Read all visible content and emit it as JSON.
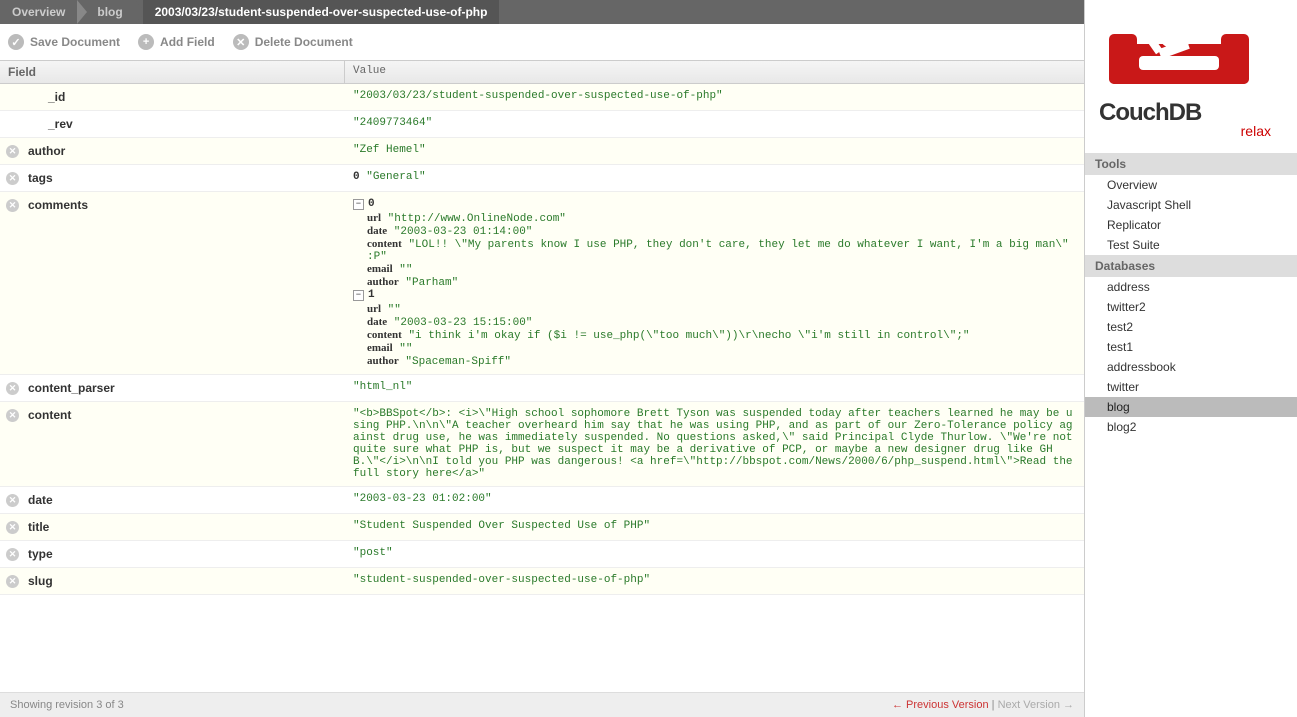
{
  "breadcrumb": {
    "overview": "Overview",
    "db": "blog",
    "doc": "2003/03/23/student-suspended-over-suspected-use-of-php"
  },
  "toolbar": {
    "save": "Save Document",
    "add": "Add Field",
    "delete": "Delete Document"
  },
  "headers": {
    "field": "Field",
    "value": "Value"
  },
  "fields": {
    "id": {
      "name": "_id",
      "value": "\"2003/03/23/student-suspended-over-suspected-use-of-php\""
    },
    "rev": {
      "name": "_rev",
      "value": "\"2409773464\""
    },
    "author": {
      "name": "author",
      "value": "\"Zef Hemel\""
    },
    "tags": {
      "name": "tags",
      "idx0": "0",
      "val0": "\"General\""
    },
    "comments": {
      "name": "comments",
      "items": [
        {
          "idx": "0",
          "url": "\"http://www.OnlineNode.com\"",
          "date": "\"2003-03-23 01:14:00\"",
          "content": "\"LOL!! \\\"My parents know I use PHP, they don't care, they let me do whatever I want, I'm a big man\\\" :P\"",
          "email": "\"\"",
          "author": "\"Parham\""
        },
        {
          "idx": "1",
          "url": "\"\"",
          "date": "\"2003-03-23 15:15:00\"",
          "content": "\"i think i'm okay if ($i != use_php(\\\"too much\\\"))\\r\\necho \\\"i'm still in control\\\";\"",
          "email": "\"\"",
          "author": "\"Spaceman-Spiff\""
        }
      ],
      "labels": {
        "url": "url",
        "date": "date",
        "content": "content",
        "email": "email",
        "author": "author"
      }
    },
    "content_parser": {
      "name": "content_parser",
      "value": "\"html_nl\""
    },
    "content": {
      "name": "content",
      "value": "\"<b>BBSpot</b>: <i>\\\"High school sophomore Brett Tyson was suspended today after teachers learned he may be using PHP.\\n\\n\\\"A teacher overheard him say that he was using PHP, and as part of our Zero-Tolerance policy against drug use, he was immediately suspended. No questions asked,\\\" said Principal Clyde Thurlow. \\\"We're not quite sure what PHP is, but we suspect it may be a derivative of PCP, or maybe a new designer drug like GHB.\\\"</i>\\n\\nI told you PHP was dangerous! <a href=\\\"http://bbspot.com/News/2000/6/php_suspend.html\\\">Read the full story here</a>\""
    },
    "date": {
      "name": "date",
      "value": "\"2003-03-23 01:02:00\""
    },
    "title": {
      "name": "title",
      "value": "\"Student Suspended Over Suspected Use of PHP\""
    },
    "type": {
      "name": "type",
      "value": "\"post\""
    },
    "slug": {
      "name": "slug",
      "value": "\"student-suspended-over-suspected-use-of-php\""
    }
  },
  "footer": {
    "showing": "Showing revision 3 of 3",
    "prev": "← Previous Version",
    "sep": " | ",
    "next": "Next Version →"
  },
  "brand": {
    "name": "CouchDB",
    "sub": "relax"
  },
  "sidebar": {
    "tools_h": "Tools",
    "tools": [
      "Overview",
      "Javascript Shell",
      "Replicator",
      "Test Suite"
    ],
    "db_h": "Databases",
    "dbs": [
      "address",
      "twitter2",
      "test2",
      "test1",
      "addressbook",
      "twitter",
      "blog",
      "blog2"
    ],
    "selected_db": "blog"
  }
}
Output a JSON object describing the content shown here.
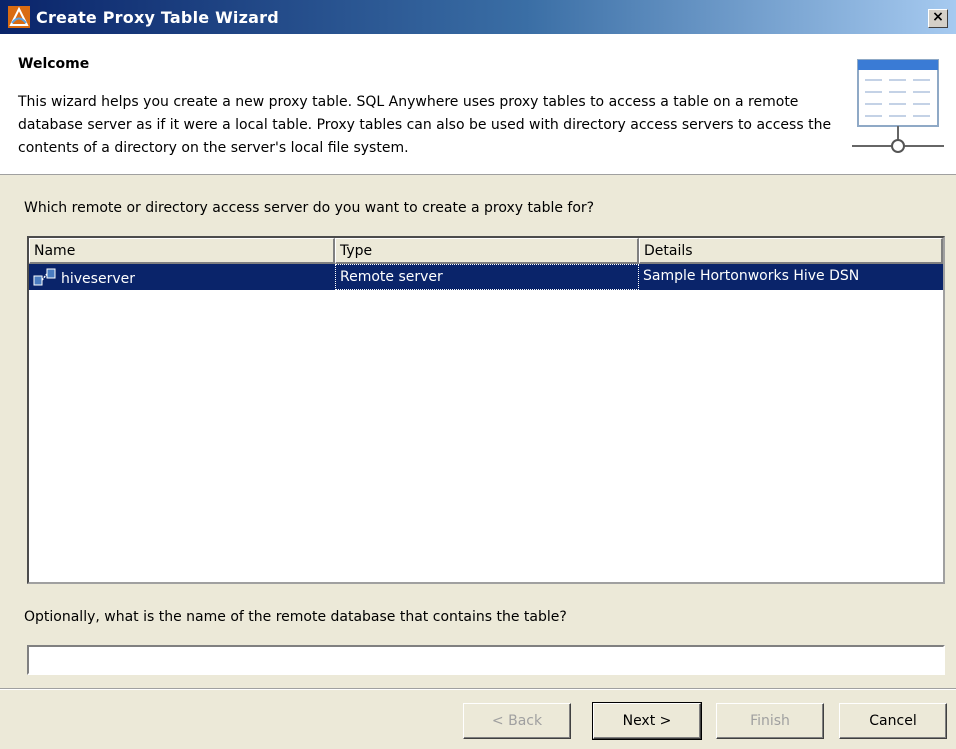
{
  "window": {
    "title": "Create Proxy Table Wizard",
    "close_label": "×"
  },
  "header": {
    "title": "Welcome",
    "description": "This wizard helps you create a new proxy table. SQL Anywhere uses proxy tables to access a table on a remote database server as if it were a local table. Proxy tables can also be used with directory access servers to access the contents of a directory on the server's local file system."
  },
  "question1": "Which remote or directory access server do you want to create a proxy table for?",
  "table": {
    "columns": [
      "Name",
      "Type",
      "Details"
    ],
    "rows": [
      {
        "name": "hiveserver",
        "type": "Remote server",
        "details": "Sample Hortonworks Hive DSN",
        "icon": "server-icon"
      }
    ]
  },
  "question2": "Optionally, what is the name of the remote database that contains the table?",
  "database_input": {
    "value": "",
    "placeholder": ""
  },
  "buttons": {
    "back": "< Back",
    "next": "Next >",
    "finish": "Finish",
    "cancel": "Cancel"
  },
  "colors": {
    "selection": "#0a246a",
    "title_bar": "#0a246a",
    "dialog_bg": "#ece9d8"
  }
}
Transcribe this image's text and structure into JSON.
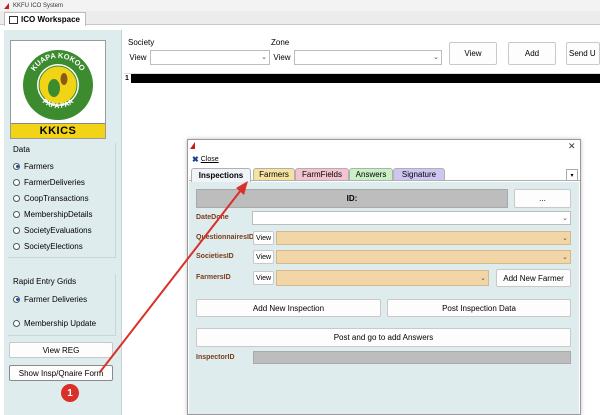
{
  "app": {
    "title": "KKFU ICO System",
    "tab_title": "ICO Workspace"
  },
  "logo": {
    "ring_top": "KUAPA KOKOO",
    "ring_bottom": "PAPA PAA",
    "banner": "KKICS"
  },
  "data_group": {
    "title": "Data",
    "options": [
      "Farmers",
      "FarmerDeliveries",
      "CoopTransactions",
      "MembershipDetails",
      "SocietyEvaluations",
      "SocietyElections"
    ],
    "selected": "Farmers"
  },
  "rapid_group": {
    "title": "Rapid Entry Grids",
    "options": [
      "Farmer Deliveries",
      "Membership Update"
    ],
    "selected": "Farmer Deliveries"
  },
  "sidebar_buttons": {
    "view_reg": "View REG",
    "show_form": "Show Insp/Qnaire Form"
  },
  "toolbar": {
    "society_label": "Society",
    "zone_label": "Zone",
    "view_small": "View",
    "view_button": "View",
    "add_button": "Add",
    "send_button": "Send U"
  },
  "grid": {
    "row_number": "1"
  },
  "dialog": {
    "close_label": "Close",
    "tabs": [
      "Inspections",
      "Farmers",
      "FarmFields",
      "Answers",
      "Signature"
    ],
    "active_tab": "Inspections",
    "id_label": "ID:",
    "ellipsis": "...",
    "fields": {
      "datedone": "DateDone",
      "questionnaires": "QuestionnairesID",
      "societies": "SocietiesID",
      "farmers": "FarmersID",
      "inspector": "InspectorID"
    },
    "view_label": "View",
    "buttons": {
      "add_farmer": "Add New Farmer",
      "add_inspection": "Add New Inspection",
      "post_inspection": "Post Inspection Data",
      "post_answers": "Post and go to add Answers"
    }
  },
  "annotation": {
    "step": "1"
  },
  "colors": {
    "accent_red": "#d9302a",
    "panel_bg": "#dfecee",
    "logo_green": "#3c8b2f",
    "banner_yellow": "#f2d417",
    "field_tan": "#f3d6a8"
  }
}
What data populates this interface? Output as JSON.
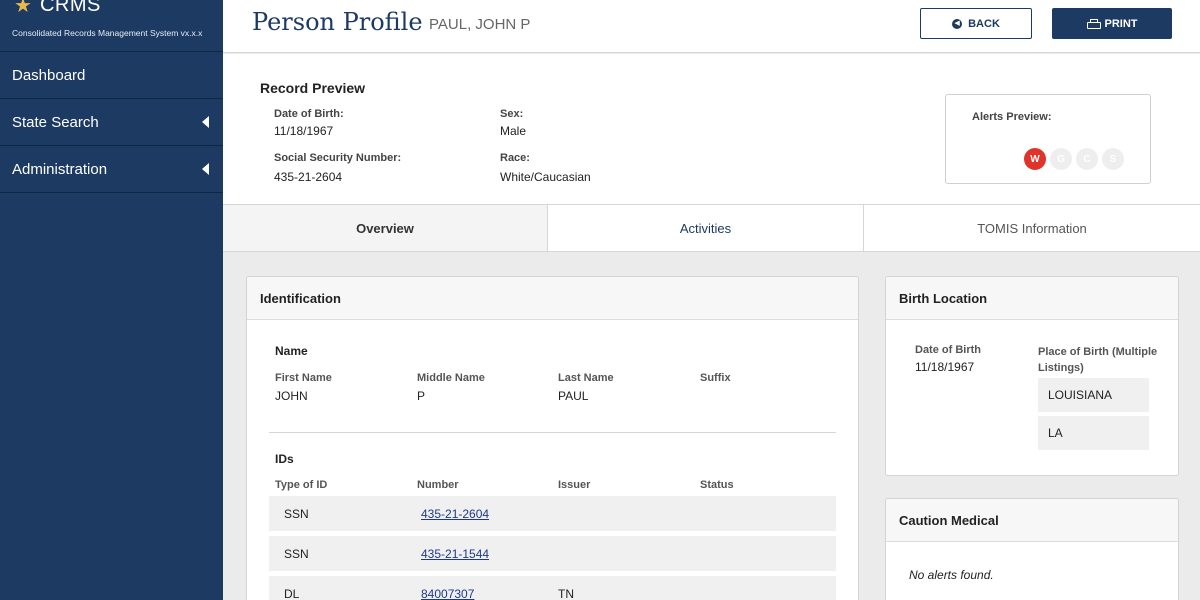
{
  "app": {
    "brand": "CRMS",
    "subtitle": "Consolidated Records Management System vx.x.x"
  },
  "sidebar": {
    "items": [
      {
        "label": "Dashboard",
        "has_submenu": false
      },
      {
        "label": "State Search",
        "has_submenu": true
      },
      {
        "label": "Administration",
        "has_submenu": true
      }
    ]
  },
  "header": {
    "title": "Person Profile",
    "subtitle": "PAUL, JOHN P",
    "back_label": "BACK",
    "print_label": "PRINT"
  },
  "record_preview": {
    "title": "Record Preview",
    "dob_label": "Date of Birth:",
    "dob_value": "11/18/1967",
    "ssn_label": "Social Security Number:",
    "ssn_value": "435-21-2604",
    "sex_label": "Sex:",
    "sex_value": "Male",
    "race_label": "Race:",
    "race_value": "White/Caucasian",
    "alerts": {
      "title": "Alerts Preview:",
      "badges": [
        {
          "letter": "W",
          "active": true
        },
        {
          "letter": "G",
          "active": false
        },
        {
          "letter": "C",
          "active": false
        },
        {
          "letter": "S",
          "active": false
        }
      ]
    }
  },
  "tabs": [
    {
      "label": "Overview",
      "active": true
    },
    {
      "label": "Activities",
      "active": false
    },
    {
      "label": "TOMIS Information",
      "active": false
    }
  ],
  "identification": {
    "title": "Identification",
    "name_section": "Name",
    "name_columns": [
      "First Name",
      "Middle Name",
      "Last Name",
      "Suffix"
    ],
    "name_values": [
      "JOHN",
      "P",
      "PAUL",
      ""
    ],
    "ids_section": "IDs",
    "id_columns": [
      "Type of ID",
      "Number",
      "Issuer",
      "Status"
    ],
    "id_rows": [
      {
        "type": "SSN",
        "number": "435-21-2604",
        "issuer": "",
        "status": ""
      },
      {
        "type": "SSN",
        "number": "435-21-1544",
        "issuer": "",
        "status": ""
      },
      {
        "type": "DL",
        "number": "84007307",
        "issuer": "TN",
        "status": ""
      }
    ]
  },
  "birth_location": {
    "title": "Birth Location",
    "dob_label": "Date of Birth",
    "dob_value": "11/18/1967",
    "pob_label": "Place of Birth (Multiple Listings)",
    "pob_values": [
      "LOUISIANA",
      "LA"
    ]
  },
  "caution_medical": {
    "title": "Caution Medical",
    "message": "No alerts found."
  },
  "colors": {
    "primary": "#1d3a63",
    "alert_active": "#e0342a",
    "link": "#1d3a8a"
  }
}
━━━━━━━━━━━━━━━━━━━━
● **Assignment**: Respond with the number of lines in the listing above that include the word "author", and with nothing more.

● **Answer section**: 5